AS 2016: £2.6bn to ‘make transport fit for future’
The Autumn Statement made specific commitments to road and rail improvements, as the Chancellor vowed to “keep Britain moving” with £1.1bn set aside to fund work on local transport networks.
The fund includes £220m to tackle congestion pinch points on roads.
Separately, as part of a wider push into increased digital innovation in the transport sector, Hammond allocated £450m to install digital signaling on railways, and £80m to accelerate the roll out of smart ticketing.
Almost £400m was granted to research into low-emission vehicles, renewable fuels, and autonomous cars, including £80m on installing charging infrastructure for electric cars.
The renewed commitment to transport investment formed part of Hammond’s announcement of a £23bn national productivity investment fund, in which he prioritised the funding for infrastructure, alongside housing, and research and development.
In the North, the Autumn Statement confirmed that work on the Manchester M60 North West Quadrant, and Pennines A66 improvements, would be funded through its Road Investment Strategy. Two junctions on the A69 will be upgraded using the pinch-point fund.
In Warrington, the Chancellor allocated business case development funding to Warrington Council’s proposed Waterfront Western Link. The route would include the construction of a bridge across the Manchester Ship Canal and a new highway linking A56 Chester Road near Walton across to the A57 Sankey Way.
Warrington has been in talks with the Government to fund the project for some time, with the council previously pushing for an award of £72m to fund the bulk of construction.
No specific announcements were forthcoming on Northern Powerhouse Rail, the high speed rail link planned to link Liverpool, Manchester and Leeds. According to Hammond, “work is ongoing” with Transport for the North to develop options for the project. He said that the Government planned to announce next steps in 2017.

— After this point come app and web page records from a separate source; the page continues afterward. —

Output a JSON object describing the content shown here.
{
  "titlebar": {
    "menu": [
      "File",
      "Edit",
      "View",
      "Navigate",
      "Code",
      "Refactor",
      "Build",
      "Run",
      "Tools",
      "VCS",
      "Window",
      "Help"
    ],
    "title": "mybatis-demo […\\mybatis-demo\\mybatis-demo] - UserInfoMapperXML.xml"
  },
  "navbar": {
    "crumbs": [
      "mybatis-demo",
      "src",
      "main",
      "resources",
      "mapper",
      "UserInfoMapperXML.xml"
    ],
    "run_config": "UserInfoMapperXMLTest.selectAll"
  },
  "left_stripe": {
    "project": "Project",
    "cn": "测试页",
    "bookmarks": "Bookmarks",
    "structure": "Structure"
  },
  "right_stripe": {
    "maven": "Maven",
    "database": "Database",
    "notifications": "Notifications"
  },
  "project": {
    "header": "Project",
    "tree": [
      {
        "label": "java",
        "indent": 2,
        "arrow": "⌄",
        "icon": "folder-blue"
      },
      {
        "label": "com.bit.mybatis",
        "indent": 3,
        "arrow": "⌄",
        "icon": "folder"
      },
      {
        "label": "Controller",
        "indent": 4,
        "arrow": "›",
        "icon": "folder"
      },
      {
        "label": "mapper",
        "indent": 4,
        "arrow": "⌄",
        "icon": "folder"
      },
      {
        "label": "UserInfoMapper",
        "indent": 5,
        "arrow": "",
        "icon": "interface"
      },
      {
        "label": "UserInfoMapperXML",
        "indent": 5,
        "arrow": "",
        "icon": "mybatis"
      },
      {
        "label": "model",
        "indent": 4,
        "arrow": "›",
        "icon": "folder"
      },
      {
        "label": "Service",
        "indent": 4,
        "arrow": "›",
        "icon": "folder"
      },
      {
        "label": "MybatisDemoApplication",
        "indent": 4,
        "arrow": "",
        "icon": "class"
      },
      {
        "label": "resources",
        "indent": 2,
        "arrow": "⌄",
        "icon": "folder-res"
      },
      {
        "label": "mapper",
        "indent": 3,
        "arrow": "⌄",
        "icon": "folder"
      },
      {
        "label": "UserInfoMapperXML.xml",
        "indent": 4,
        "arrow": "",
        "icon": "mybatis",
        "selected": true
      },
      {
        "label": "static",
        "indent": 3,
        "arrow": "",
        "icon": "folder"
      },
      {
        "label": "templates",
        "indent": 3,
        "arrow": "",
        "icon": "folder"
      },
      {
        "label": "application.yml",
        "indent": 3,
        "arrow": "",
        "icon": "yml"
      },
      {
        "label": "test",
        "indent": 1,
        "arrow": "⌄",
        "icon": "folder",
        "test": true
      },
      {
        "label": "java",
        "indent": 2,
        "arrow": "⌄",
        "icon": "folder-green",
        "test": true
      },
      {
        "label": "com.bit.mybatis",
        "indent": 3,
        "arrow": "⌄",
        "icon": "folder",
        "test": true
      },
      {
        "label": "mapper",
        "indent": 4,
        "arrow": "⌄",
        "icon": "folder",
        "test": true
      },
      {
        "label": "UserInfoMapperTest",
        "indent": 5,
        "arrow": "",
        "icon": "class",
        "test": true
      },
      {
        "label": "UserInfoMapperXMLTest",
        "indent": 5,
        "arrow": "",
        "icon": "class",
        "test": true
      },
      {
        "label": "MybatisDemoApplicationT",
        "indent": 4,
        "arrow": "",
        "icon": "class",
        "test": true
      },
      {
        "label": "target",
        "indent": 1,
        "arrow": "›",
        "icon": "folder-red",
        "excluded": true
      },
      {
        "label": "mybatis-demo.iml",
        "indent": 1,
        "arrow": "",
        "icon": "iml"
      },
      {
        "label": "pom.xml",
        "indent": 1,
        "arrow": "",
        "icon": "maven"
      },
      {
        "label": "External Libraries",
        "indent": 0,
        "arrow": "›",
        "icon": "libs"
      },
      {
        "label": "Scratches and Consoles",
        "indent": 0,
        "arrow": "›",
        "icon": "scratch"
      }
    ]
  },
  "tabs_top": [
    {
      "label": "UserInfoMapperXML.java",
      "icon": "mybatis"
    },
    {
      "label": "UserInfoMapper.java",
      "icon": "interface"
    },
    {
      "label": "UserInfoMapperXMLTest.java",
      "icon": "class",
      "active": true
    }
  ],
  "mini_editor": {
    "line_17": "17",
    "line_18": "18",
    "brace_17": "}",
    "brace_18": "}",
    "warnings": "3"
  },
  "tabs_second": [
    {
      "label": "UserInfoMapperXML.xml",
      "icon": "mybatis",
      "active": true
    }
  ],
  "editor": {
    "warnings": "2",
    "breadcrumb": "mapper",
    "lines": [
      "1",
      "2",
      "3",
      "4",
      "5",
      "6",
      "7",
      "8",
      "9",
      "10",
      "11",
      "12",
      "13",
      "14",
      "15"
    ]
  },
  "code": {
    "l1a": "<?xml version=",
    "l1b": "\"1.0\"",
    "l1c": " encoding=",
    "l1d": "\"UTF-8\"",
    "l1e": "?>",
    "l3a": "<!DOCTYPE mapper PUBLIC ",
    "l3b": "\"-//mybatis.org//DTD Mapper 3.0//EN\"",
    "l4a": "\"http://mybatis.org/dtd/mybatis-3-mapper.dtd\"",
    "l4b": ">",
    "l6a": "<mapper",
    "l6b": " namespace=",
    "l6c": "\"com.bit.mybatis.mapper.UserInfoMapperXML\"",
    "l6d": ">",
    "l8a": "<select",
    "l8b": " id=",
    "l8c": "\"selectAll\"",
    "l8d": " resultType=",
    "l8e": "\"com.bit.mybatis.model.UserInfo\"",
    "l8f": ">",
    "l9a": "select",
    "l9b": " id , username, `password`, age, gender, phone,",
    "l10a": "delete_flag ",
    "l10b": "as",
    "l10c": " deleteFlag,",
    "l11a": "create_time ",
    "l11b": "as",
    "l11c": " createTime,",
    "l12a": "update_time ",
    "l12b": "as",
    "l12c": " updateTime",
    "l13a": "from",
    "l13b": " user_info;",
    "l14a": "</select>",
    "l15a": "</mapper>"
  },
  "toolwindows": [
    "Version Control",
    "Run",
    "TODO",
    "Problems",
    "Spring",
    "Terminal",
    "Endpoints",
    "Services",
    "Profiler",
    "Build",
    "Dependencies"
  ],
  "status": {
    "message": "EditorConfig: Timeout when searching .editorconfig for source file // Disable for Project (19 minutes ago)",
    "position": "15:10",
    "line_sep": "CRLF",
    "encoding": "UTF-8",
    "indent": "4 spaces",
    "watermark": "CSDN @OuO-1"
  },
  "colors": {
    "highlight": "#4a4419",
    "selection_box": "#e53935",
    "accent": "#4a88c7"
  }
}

John Cridland, chairman of Transport for the North, said: “The Government’s recognition of the need to invest in the North to help unleash its huge potential is very welcome. One of the major hindrances for the North is poor transport infrastructure, particularly east-west links. That’s why we are developing Northern Powerhouse Rail, a network which will revolutionise train travel for passengers and freight, and it’s why we’re working with our partners to identify all of the major roads in the North which are vital for the growth of the region’s economy. The improvements announced today are a good first step in building the transport links needed to transform the North.”
David Lathwood, director of North West at JLL, said: “I’m sure many in the North West will welcome Philip Hammond coming good on the well-trailed additional funding for infrastructure projects. Megaprojects like HS2, the Sheffield-Manchester tunnel and eventually HS3 will all add extra capacity in the long-term, what has been missing has been a strategy to help solve the here and now – particularly on the road networks.
“Manchester, is among the most congested cities in the UK and despite a fantastic development story that supports much of the North West economically, it still operates with a very compact inner core. We’re keen to see some of this infrastructure investment come to the region to help attract investment and spread the strong residential and commercial markets out to fringe areas.”
Gareth Wilson, planning partner at Barton Willmore, comments: “Infrastructure took quite the starring role in Hammond’s first Autumn Statement, and the stage has been set for a strong spending package to play out across the country. The May Administration has firmly nailed its colours to the mast in making a clear and decisive commitment to infrastructure-led development, recognising this can be instrumental in solving our housing crisis in the areas that need it most, and economic growth in a post-Brexit Britain.
“It’s vital that our powerhouses outside of London are supported by critical new and upgraded infrastructure that will allow these centres to continue to thrive. With infrastructure investment being rolled out across every region of England – and at a time when much EU funding is uncertain in many areas – these reassurances should be a big boost to confidence.”
Chris Cheap, regional senior director of GVA Manchester, said: “Physical Infrastructure investment into roads and rail formed a large part of the Chancellor‘s announcement today, partly designed to ease commuter gridlock. But funding this and other ambitious “high value infrastructure” presents a challenge as tax-revenue is reduced. We fear the Chancellor will therefore use one of the Treasury’s older tricks having announced the funding today, by deferring its availability until 2019 or even later. We would urge Government to avoid this, be bold and press on. Investment follows investment, and if an example can be set with larger scale infrastructure, then this will assist in ensuring that the smaller quick-win projects can commit and follow.”